Murakami, Swallows Finalize Deal with Eye on MLB Move in 2026
Tokyo Yakult Swallows third baseman Munetaka Murakami reached a contractual agreement with the Central League club for the next three seasons at ¥600 million JPY ($4.4 million USD) per year plus incentives on Friday, December 9.
It's a hefty pay raise for the 2022 CL Triple Crown winner, who earned ¥220 million JPY this past season.
As part of Friday's announcement, the Swallows said they'll give Murakami the opportunity to be posted to MLB after the 2025 season.
"I'm just grateful to have signed a deal like this," Murakami said, according to Kyodo News. "I'll need to work even harder."
Ohtani Makes All-MLB Team at Two Positions
Shohei Ohtani, the 2022 American League MVP runner-up, was selected to the All-MLB Team as a designated hitter and starting pitcher, it was announced on Monday, December 5.
The All-MLB Team, in its fourth year of existence, was revealed at MLB's Winter Meetings.
In 2021, the Los Angeles Angels superstar Ohtani was the first player to be chosen for the All-MLB Team, making the first team as a designated hitter and second team as a pitcher.
Fans and an MLB experts panel each made up 50% of the votes cast for the first and second teams.
Five starting pitchers and two relievers were named to each of the two teams based on overall votes. The same was true for position players, including designated hitter.

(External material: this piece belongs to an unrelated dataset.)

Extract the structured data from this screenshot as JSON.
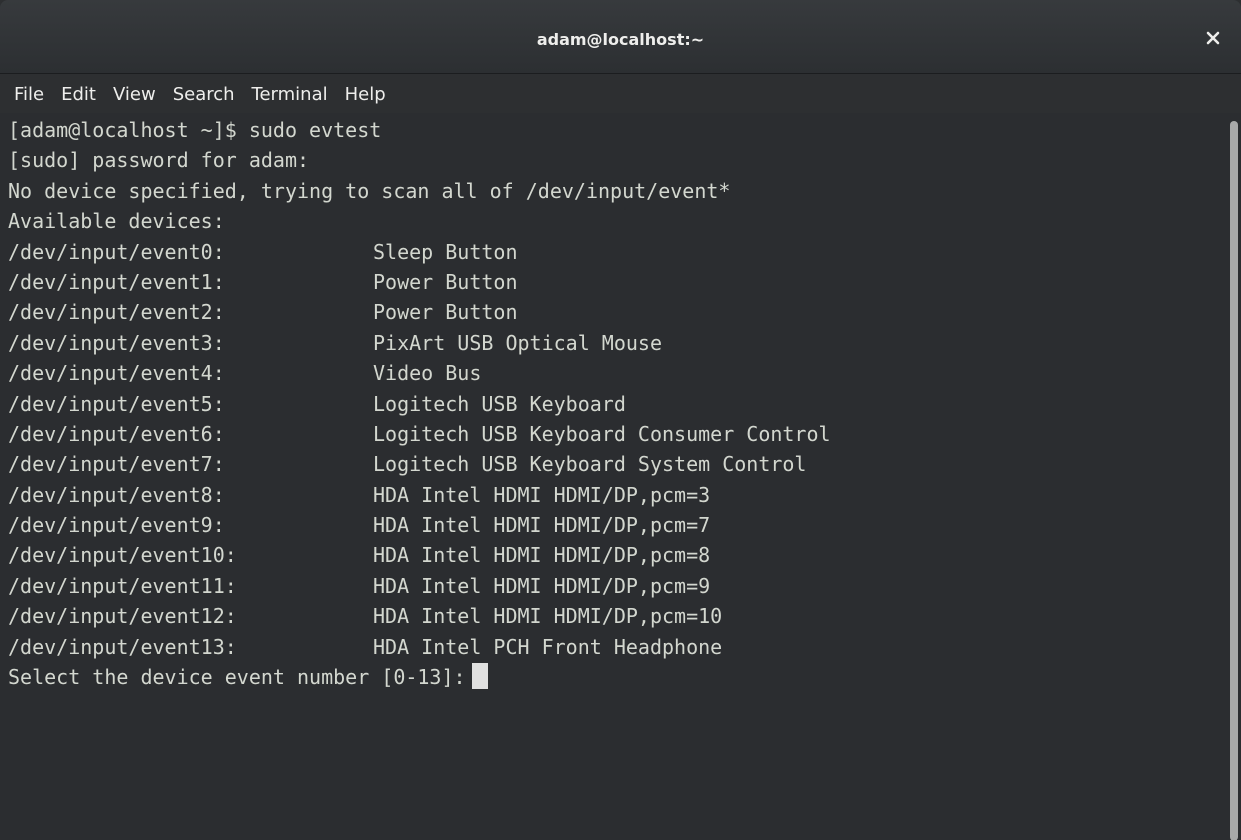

This year, Ohtani made the All-MLB First Team at pitcher (15-9 record, 2.33 ERA and an MLB-best 11.9 strikeouts per nine innings). He hit 34 home runs and drove in 95 runs to land a spot on the second team as a DH.
Olympic Medalist Tomita to Skip Season Due to Health Issues
Snowboarder Sena Tomita, the women's halfpipe bronze medalist at the Beijing Olympics, has decided to skip the 2022-23 season due to unspecified health issues.
The Ski Federation of Japan made an announcement on Friday, December 9.
"I've had health problems since the offseason, so I decided to sit out this season," Tomita, 23, said in a statement. "It was a tough decision. I'll try to return stronger next season."
Nadeshiko Japan to Play in 2023 SheBelieves Cup
The Japan women's national soccer team, affectionately known as Nadeshiko Japan, will compete in the 2023 SheBelieves Cup, a four-nation tournament in February.
US Soccer released the schedule on Friday, December 9.
Japan faces Brazil on February 16 in Orlando, Florida, to open the tourney. The host United States takes on Japan on February 19 in Nashville, Tennessee.
Japan then meets Canada on February 22 in Frisco, Texas.
All four teams have qualified for the 2023 FIFA Women's World Cup.
Team USA head coach Vltako Andonovski said the SheBelieves Cup, which was first held in 2016, is good preparation for the World Cup.
"We love the SheBelieves Cup for the world-class competition it brings, the format that helps replicate group play at a World Cup and the overall meaning that it has for our team and women’s sports," Andonovski said.
Osaka Appears on 'The Late Show with Stephen Colbert'
Four-time Grand Slam singles champion Naomi Osaka appeared on the popular late-night, American TV program "The Late Show with Stephen Colbert" on Monday, December 5.
Responding to the comedian's inquiry at the outset of her interview segment, Osaka said it was her first late-night talk show appearance.
To spark conversation with Osaka, Colbert displayed a photo of her as a young girl, maybe 4 or 5 years old, holding a tennis racket at an outdoor court in New York City and asked her to share any memories of that time.
She said she doesn't have any particular memories of that photo.
Before their conversation turned to the topic of Osaka's new children's book, "The Way Champs Play," and other subjects, Osaka reflected on childhood memories of playing tennis under the stern supervision of her father, Leonard.
"I just remember watching all the other kids take their summer vacations and we had to be on the courts," Osaka commented. "Which I'm happy he made us do it now, but like at the time I was so jealous of everyone else."
Watch the full interview (about 8 minutes long), which also includes her thoughts on mental health, here.
Author: Ed Odeven